EXERCISE BRIEF ->
In your copy of the entries, please include no pictures and return every word exactly.

(Collected data entries)
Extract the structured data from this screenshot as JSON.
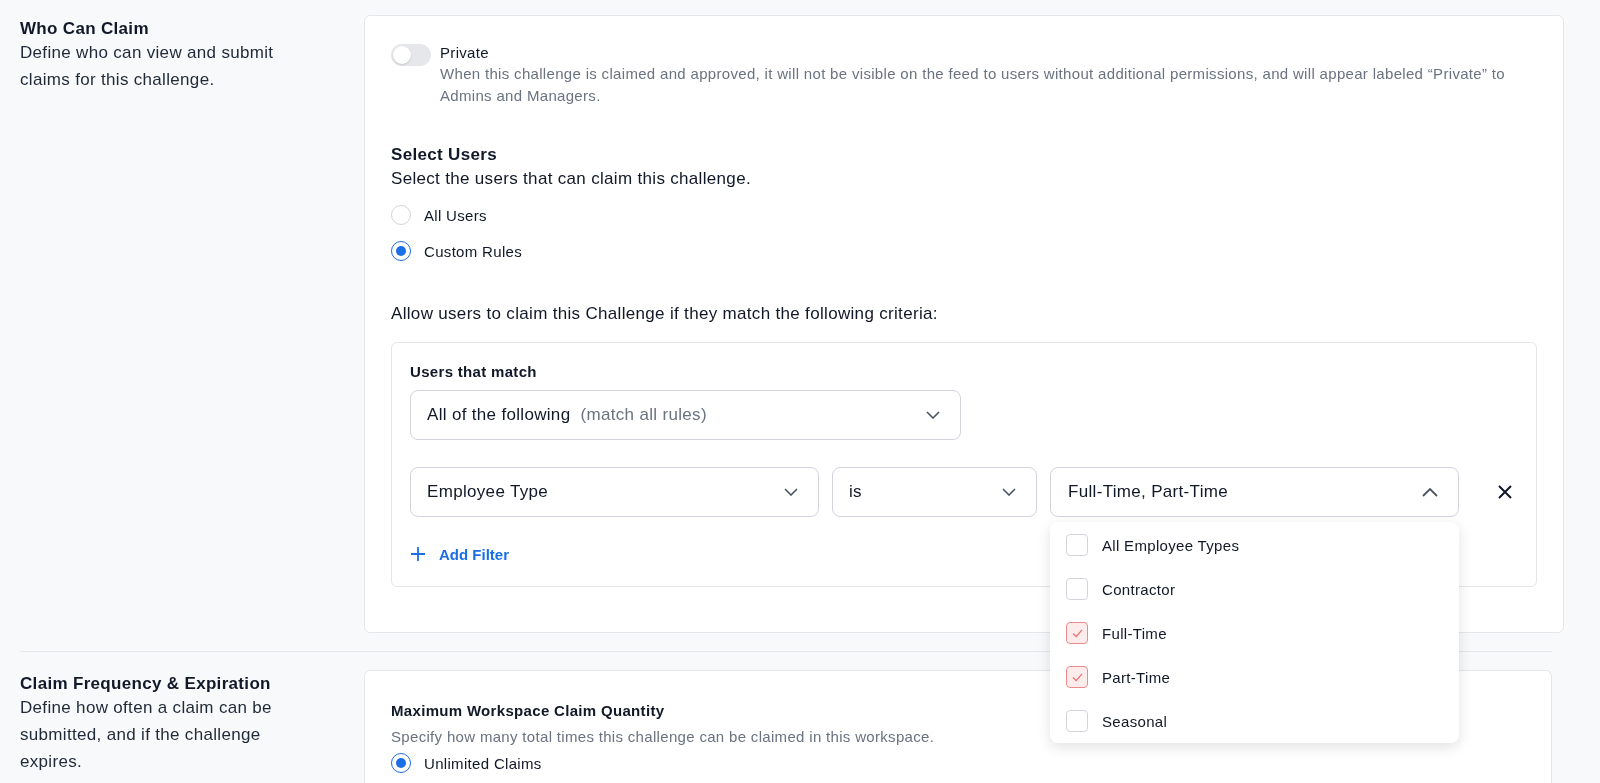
{
  "who_can_claim": {
    "title": "Who Can Claim",
    "description": "Define who can view and submit claims for this challenge.",
    "private_toggle": {
      "label": "Private",
      "on": false,
      "description": "When this challenge is claimed and approved, it will not be visible on the feed to users without additional permissions, and will appear labeled “Private” to Admins and Managers."
    },
    "select_users": {
      "heading": "Select Users",
      "description": "Select the users that can claim this challenge.",
      "options": [
        {
          "label": "All Users",
          "selected": false
        },
        {
          "label": "Custom Rules",
          "selected": true
        }
      ]
    },
    "criteria_intro": "Allow users to claim this Challenge if they match the following criteria:",
    "rule_box": {
      "label": "Users that match",
      "match_select": {
        "value": "All of the following",
        "hint": "(match all rules)"
      },
      "filters": [
        {
          "field": "Employee Type",
          "operator": "is",
          "value": "Full-Time, Part-Time",
          "open": true,
          "options": [
            {
              "label": "All Employee Types",
              "checked": false
            },
            {
              "label": "Contractor",
              "checked": false
            },
            {
              "label": "Full-Time",
              "checked": true
            },
            {
              "label": "Part-Time",
              "checked": true
            },
            {
              "label": "Seasonal",
              "checked": false
            }
          ]
        }
      ],
      "add_filter": "Add Filter"
    }
  },
  "claim_frequency": {
    "title": "Claim Frequency & Expiration",
    "description": "Define how often a claim can be submitted, and if the challenge expires.",
    "max_claims": {
      "heading": "Maximum Workspace Claim Quantity",
      "description": "Specify how many total times this challenge can be claimed in this workspace.",
      "options": [
        {
          "label": "Unlimited Claims",
          "selected": true
        }
      ]
    }
  }
}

TASK RESULT ->
Extract the structured data from this screenshot as JSON.
{
  "who_can_claim": {
    "title": "Who Can Claim",
    "description": "Define who can view and submit claims for this challenge.",
    "private_toggle": {
      "label": "Private",
      "on": false,
      "description": "When this challenge is claimed and approved, it will not be visible on the feed to users without additional permissions, and will appear labeled “Private” to Admins and Managers."
    },
    "select_users": {
      "heading": "Select Users",
      "description": "Select the users that can claim this challenge.",
      "options": [
        {
          "label": "All Users",
          "selected": false
        },
        {
          "label": "Custom Rules",
          "selected": true
        }
      ]
    },
    "criteria_intro": "Allow users to claim this Challenge if they match the following criteria:",
    "rule_box": {
      "label": "Users that match",
      "match_select": {
        "value": "All of the following",
        "hint": "(match all rules)"
      },
      "filters": [
        {
          "field": "Employee Type",
          "operator": "is",
          "value": "Full-Time, Part-Time",
          "open": true,
          "options": [
            {
              "label": "All Employee Types",
              "checked": false
            },
            {
              "label": "Contractor",
              "checked": false
            },
            {
              "label": "Full-Time",
              "checked": true
            },
            {
              "label": "Part-Time",
              "checked": true
            },
            {
              "label": "Seasonal",
              "checked": false
            }
          ]
        }
      ],
      "add_filter": "Add Filter"
    }
  },
  "claim_frequency": {
    "title": "Claim Frequency & Expiration",
    "description": "Define how often a claim can be submitted, and if the challenge expires.",
    "max_claims": {
      "heading": "Maximum Workspace Claim Quantity",
      "description": "Specify how many total times this challenge can be claimed in this workspace.",
      "options": [
        {
          "label": "Unlimited Claims",
          "selected": true
        }
      ]
    }
  }
}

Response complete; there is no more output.